DJ Khaled just put out the track listing for his forthcoming album Grateful. It includes an incredible 23 tracks. With a long album like this, Khaled’s hitting new yet popularity territory as it seems as if it’s becoming a common theme in hip hop to oversaturate the project with an abundance of tracks when they are totally not needed.
Besides Khaled, notable acts that’ve done this in 2017 include Drake (twice, for More Life (22 songs) and Views (20 songs)) and Lil Yachty (on Teenage Emotions, 21 tracks + 2 bonus tracks). Not forgetting that Chris Brown is intending to release a double-disc album of 40 songs later this year.
It’s clear why though. Streaming services have taken over the way fans consume music from their favourite artists. It’s all about the streaming units in your first week of sales. The more tracks there are, the more streaming units you’ll rack up in comparison to if there were only say, 12 tracks. So if the streaming numbers are big you’ve basically had a successful first week. On the topic of fans, however, fans typically don’t care how packed a project is long as they’re getting as many songs as possible. It’s quantity over quality for them.
And quality is the sacrifice that acts like DJ Khaled are making with a tracklist such as Grateful‘s. First off, who really wants a 23-track long album from DJ Khaled of all people? Even if he is getting together some of our favourite and most popular acts in the genre? The saying “quality over quantity” reflects on lengthy albums because it’s guaranteed there will be a large handful of filler songs – songs that are no way near the level of quality required but are tossed on for the sales. As a result you sacrifice cohesiveness and quality, two aspects that I respect and look for in an album.
Taking a closer look at the tracklist, right off the bat I can tell the unnecessary intro song will be forgettable, along with the interlude and a solo track by Mavado who nobody cares about anymore now that Khaled’s moved on to preferring the bigger pop acts. Along with that, this is the second time in a row where he’s dropping a solo Mavado track at the end to close the album off.
But another question arises here. Do people even listen to albums in full anymore? Back to streaming. These days you get more easy-going listeners who don’t possess the attention span and patience to last through a lengthy 20-track album. Instead they may skip through all the songs and lazily catch what they like, or not even listen to the entire thing and go straight to the songs with the features that most appeal to them, and chuck them on their personal playlist. It’s a very ‘pick and mix’ market due to streaming these days. You’re not urged to go through the entire album like with CDs anymore.
If you’re an easy-going listener that fits that description, no real problem for you with this Grateful album. But for concentrated heavy listeners like myself, it’s taking the piss.

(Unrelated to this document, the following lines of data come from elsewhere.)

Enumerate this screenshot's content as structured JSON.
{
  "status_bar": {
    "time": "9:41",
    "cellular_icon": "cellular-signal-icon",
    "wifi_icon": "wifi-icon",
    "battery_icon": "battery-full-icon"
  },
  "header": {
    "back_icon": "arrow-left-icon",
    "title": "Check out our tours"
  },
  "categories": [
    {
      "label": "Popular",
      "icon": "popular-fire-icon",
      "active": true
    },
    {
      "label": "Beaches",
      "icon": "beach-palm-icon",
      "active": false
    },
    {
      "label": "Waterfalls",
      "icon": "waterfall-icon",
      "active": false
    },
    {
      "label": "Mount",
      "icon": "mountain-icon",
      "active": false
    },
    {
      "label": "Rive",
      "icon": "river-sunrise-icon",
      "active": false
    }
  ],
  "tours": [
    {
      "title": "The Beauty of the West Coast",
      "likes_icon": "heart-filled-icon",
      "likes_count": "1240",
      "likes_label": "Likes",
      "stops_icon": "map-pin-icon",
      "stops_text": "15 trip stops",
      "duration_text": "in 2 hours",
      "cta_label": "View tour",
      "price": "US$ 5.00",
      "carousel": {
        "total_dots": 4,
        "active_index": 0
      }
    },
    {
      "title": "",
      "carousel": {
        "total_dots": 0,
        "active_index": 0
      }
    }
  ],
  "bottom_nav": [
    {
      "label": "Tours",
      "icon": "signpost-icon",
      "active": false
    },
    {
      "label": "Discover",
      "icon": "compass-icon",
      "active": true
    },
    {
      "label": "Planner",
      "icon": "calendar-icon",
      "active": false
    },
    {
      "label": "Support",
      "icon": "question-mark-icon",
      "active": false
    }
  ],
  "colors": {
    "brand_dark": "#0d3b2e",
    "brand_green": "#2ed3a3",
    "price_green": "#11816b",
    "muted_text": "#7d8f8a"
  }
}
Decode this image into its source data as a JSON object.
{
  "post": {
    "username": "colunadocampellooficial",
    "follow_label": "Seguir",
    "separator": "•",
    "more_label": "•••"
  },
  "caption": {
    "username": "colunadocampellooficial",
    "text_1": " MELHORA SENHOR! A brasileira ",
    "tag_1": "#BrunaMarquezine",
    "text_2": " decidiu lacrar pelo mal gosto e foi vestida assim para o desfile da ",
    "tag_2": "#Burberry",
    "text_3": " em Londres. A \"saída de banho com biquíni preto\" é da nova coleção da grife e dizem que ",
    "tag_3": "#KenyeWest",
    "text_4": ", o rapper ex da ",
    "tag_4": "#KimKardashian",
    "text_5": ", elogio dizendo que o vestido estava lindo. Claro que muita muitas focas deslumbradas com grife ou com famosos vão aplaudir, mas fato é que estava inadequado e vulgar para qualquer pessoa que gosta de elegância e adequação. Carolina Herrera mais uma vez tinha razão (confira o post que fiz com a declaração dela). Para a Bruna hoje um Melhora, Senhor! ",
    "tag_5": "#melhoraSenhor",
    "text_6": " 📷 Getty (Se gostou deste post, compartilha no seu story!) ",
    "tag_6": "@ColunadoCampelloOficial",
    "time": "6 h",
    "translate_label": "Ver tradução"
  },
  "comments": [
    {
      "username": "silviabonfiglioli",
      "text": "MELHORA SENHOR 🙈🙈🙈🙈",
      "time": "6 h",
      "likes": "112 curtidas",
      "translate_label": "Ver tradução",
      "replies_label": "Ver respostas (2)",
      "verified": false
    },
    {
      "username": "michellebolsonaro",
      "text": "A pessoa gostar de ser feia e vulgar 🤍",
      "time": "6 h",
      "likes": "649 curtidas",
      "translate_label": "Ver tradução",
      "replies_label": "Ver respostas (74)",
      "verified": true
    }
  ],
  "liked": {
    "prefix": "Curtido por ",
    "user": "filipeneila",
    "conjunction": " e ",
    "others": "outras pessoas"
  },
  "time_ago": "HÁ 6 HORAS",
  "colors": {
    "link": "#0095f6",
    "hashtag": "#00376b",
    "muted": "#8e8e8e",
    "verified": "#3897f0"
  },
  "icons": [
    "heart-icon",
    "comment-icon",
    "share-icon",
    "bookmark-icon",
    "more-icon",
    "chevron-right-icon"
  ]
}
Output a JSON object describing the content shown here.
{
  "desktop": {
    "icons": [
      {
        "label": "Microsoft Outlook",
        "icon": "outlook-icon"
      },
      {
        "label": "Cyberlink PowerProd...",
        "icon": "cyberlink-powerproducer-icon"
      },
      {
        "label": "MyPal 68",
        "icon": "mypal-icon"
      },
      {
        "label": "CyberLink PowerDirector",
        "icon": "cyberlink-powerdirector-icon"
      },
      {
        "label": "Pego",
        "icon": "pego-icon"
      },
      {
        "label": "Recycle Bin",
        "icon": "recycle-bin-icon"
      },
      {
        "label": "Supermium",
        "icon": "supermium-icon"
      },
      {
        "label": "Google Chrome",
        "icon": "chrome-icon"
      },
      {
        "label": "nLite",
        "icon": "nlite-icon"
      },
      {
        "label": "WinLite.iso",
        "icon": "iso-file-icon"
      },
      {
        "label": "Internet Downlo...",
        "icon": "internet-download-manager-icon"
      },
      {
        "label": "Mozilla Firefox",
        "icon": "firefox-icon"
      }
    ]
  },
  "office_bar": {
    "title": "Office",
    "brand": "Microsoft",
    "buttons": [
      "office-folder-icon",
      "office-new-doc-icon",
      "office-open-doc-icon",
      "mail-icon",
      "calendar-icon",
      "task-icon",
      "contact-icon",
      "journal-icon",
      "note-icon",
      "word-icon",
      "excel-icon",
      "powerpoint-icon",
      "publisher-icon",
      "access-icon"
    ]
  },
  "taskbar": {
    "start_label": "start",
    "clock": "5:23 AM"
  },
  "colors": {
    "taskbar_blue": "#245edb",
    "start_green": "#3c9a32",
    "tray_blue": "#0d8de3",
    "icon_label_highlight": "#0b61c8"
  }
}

I’d prefer a shorter album with the best songs, especially from an act like DJ Khaled because I don’t want 23 songs from DJ fucking Khaled. Although you got Future, one of my favourite artists, on here five times, I don’t see that as a positive as 4 out of 5 of those songs will be forgettable and I won’t be listening to them in 2 months time, let alone by the end of the year. All for a what, a commercially good first-week?
So in the end, Khaled will get his sales but will be losing out on the critical acclaim, quality and the subsequent historical mark in hip hop that he has the potential to make. He’ll probably be not too bothered by that. But if your main focus is to solely make hits, this type of shit isn’t what we need.